My parents were smart in ensuring that I got my first checking account before I turned 18 and had a credit card before I turned 20, establishing my credit history from a young age. But their bank account — and, by extension and default, mine — was with the one bank that was a five-minute drive from my childhood home. They liked the idea that they could go to the bank and speak with someone and withdraw their money in person if needed, but that meant that while I could have been putting my money away in a high-yield savings account from the age of 17, in reality, I only began that habit at 22. I lost five whole years of high-yield savings account gains.
Fortunately, my process of learning about high-yield savings account has helped inform my parents of higher interest rates that they didn’t even realize were available to them. But I wish I had been more proactive about my financial freedom earlier.
5. Owning only one not-great credit card.
When my parents encouraged me to get a credit card, I was scared. I didn’t want to “mess up” and felt anxious about using my credit card versus my debit card. I essentially saw my credit card as a tool of the bank or a corporation to make money off me. This was reinforced by the fact that my credit card had a poor rewards program and by the fact that my parents had failed to inform me of the opening bonus, which I missed out on.

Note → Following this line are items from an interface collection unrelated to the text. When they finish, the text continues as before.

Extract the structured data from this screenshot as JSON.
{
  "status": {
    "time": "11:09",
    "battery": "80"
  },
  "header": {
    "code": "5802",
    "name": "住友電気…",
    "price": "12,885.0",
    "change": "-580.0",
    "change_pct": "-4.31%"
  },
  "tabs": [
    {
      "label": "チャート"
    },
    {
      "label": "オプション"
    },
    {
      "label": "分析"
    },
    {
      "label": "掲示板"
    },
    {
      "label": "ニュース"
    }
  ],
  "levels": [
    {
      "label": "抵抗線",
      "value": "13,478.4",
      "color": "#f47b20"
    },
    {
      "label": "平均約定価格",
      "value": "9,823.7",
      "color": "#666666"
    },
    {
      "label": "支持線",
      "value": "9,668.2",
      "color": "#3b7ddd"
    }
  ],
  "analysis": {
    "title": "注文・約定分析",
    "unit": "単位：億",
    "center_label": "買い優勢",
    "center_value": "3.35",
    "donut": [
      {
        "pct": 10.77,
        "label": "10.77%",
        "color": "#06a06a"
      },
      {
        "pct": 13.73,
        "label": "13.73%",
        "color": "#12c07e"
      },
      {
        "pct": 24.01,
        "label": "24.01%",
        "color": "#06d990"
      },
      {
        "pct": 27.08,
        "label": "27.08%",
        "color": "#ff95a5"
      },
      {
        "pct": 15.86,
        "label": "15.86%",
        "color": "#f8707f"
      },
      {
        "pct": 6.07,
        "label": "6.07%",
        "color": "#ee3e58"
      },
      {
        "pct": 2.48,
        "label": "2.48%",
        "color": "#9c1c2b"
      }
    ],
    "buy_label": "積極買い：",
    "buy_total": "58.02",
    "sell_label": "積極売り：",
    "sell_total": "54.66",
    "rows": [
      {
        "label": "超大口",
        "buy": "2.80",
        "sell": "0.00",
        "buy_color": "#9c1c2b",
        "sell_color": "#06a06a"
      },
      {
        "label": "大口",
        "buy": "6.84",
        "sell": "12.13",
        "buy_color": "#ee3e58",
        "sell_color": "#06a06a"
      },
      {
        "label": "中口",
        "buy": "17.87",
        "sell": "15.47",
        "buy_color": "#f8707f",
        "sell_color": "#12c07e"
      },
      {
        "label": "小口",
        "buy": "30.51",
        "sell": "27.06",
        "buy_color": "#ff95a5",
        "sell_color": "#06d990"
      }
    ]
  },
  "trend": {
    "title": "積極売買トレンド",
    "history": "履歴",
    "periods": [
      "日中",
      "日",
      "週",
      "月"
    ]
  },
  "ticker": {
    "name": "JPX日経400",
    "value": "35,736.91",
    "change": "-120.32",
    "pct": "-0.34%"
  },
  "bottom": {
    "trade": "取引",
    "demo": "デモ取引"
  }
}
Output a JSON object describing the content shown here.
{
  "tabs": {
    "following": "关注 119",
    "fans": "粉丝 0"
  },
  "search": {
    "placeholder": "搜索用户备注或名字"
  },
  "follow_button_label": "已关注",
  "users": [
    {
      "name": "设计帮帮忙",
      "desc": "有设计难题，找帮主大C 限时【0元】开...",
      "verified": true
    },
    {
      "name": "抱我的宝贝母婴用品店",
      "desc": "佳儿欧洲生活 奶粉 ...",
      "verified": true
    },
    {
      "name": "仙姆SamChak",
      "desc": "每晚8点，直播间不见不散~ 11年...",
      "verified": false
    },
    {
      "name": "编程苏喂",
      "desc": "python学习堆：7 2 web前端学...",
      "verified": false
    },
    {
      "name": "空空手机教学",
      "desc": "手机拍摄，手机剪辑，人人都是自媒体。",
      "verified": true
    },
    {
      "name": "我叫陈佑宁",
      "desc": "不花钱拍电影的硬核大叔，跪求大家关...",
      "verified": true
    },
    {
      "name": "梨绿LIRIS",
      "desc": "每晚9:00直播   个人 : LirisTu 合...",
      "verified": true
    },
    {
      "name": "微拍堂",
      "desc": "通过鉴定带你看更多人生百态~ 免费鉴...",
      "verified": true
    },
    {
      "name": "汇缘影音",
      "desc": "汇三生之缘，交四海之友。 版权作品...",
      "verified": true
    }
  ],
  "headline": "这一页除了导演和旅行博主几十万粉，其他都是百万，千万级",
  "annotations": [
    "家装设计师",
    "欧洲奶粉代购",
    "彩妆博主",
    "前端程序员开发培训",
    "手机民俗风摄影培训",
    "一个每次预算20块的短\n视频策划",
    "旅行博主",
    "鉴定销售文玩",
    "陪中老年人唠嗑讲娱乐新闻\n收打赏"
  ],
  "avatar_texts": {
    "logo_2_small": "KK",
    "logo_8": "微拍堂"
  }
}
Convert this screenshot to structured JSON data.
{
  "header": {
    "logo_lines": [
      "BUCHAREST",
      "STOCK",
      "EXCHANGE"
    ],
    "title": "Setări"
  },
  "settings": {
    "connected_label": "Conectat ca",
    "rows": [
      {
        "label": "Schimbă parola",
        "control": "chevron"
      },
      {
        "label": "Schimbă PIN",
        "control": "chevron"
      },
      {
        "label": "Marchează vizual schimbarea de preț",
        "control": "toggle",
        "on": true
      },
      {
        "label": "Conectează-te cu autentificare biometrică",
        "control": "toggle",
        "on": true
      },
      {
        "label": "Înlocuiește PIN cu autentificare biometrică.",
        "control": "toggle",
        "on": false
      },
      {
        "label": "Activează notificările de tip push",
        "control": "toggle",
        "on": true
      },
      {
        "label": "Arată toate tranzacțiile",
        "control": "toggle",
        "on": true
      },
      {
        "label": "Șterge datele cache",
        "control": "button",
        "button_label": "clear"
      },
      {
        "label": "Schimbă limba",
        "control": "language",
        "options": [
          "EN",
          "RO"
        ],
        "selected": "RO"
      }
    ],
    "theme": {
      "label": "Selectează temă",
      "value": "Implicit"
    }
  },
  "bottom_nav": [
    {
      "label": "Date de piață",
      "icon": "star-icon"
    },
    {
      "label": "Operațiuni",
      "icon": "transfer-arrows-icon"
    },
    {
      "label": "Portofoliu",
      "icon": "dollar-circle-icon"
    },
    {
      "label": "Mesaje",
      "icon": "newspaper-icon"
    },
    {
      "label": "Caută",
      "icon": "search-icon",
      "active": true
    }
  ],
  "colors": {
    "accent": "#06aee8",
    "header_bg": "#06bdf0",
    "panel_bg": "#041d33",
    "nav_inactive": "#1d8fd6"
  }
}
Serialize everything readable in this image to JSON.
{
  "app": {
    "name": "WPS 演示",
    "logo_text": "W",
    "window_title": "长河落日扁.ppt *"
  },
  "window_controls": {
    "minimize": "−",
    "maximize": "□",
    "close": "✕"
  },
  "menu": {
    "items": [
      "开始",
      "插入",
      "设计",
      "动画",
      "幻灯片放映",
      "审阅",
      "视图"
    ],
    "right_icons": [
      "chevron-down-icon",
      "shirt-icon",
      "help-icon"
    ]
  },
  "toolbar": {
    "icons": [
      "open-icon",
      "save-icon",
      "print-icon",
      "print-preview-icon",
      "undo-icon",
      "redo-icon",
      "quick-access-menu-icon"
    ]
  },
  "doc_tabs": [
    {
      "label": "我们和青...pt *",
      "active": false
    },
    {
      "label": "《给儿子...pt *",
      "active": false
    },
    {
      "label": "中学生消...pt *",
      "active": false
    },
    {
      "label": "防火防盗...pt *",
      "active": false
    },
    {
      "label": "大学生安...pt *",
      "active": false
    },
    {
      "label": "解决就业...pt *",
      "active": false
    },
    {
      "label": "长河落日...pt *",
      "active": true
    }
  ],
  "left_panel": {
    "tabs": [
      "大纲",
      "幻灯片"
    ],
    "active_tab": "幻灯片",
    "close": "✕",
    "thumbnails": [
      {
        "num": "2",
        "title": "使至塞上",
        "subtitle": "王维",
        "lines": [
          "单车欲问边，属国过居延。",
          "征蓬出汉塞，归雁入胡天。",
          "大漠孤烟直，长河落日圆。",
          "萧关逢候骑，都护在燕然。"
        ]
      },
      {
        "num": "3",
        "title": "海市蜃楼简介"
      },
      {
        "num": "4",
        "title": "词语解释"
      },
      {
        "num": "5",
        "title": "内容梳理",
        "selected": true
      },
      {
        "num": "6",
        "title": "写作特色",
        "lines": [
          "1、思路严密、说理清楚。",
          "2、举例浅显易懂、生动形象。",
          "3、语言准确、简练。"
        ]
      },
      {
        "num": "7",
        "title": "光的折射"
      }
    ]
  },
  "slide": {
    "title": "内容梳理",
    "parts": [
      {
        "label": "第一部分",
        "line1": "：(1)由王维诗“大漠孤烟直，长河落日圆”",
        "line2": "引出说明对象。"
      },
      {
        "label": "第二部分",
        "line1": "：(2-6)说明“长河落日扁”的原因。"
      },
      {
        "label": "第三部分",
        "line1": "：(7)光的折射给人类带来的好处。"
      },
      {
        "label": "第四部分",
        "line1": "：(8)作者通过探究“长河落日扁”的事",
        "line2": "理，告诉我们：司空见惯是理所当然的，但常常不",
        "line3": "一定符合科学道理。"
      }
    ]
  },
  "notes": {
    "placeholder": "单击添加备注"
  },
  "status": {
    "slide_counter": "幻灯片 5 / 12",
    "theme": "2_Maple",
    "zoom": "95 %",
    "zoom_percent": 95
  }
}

After graduating from college, however, I realized that there were credit cards much better suited to my lifestyle and needs. In fact, if I used multiple credit cards — one for travel, one for dining, one for groceries — then I could maximize on those rewards, too. My parents are still wary of the fact that I own more than one credit card, and they make an important point that I have a higher margin for error in terms of forgetting to pay off my statements. But automatic payments, email reminders, and streamlined apps make it easier than ever to stay on top of my credit card payments. This is yet another area where I can’t seem to convince my parents to go beyond their comfort zone, but I can certainly push myself out of mine.
Growing up means realizing your parents don’t have all the answers.
As children, we often believe that our parents have all the answers — especially when it comes to money. After all, they’re the grownups. But so much of my own growing up has been realizing that my parents don’t know everything. They’ve done the best they can with the experiences they’ve had, and if I can help them save money through techniques that are new to them, then we both benefit. But sometimes, it means that I have to deviate in my approach to money from that which my parents instilled in me or believe themselves, and that’s okay. We already look a little like our parents and tend to act like them at times, too, even if we don’t wish that we did. But we don’t have to form the same money habits — or repeat the same failures — as them as well.
Keertana Anandraj is a recent college grad living in San Francisco. When she isn’t conducting international macroeconomic research at her day job, you can find her in the spin room or planning her next adventure.
Image via Unsplash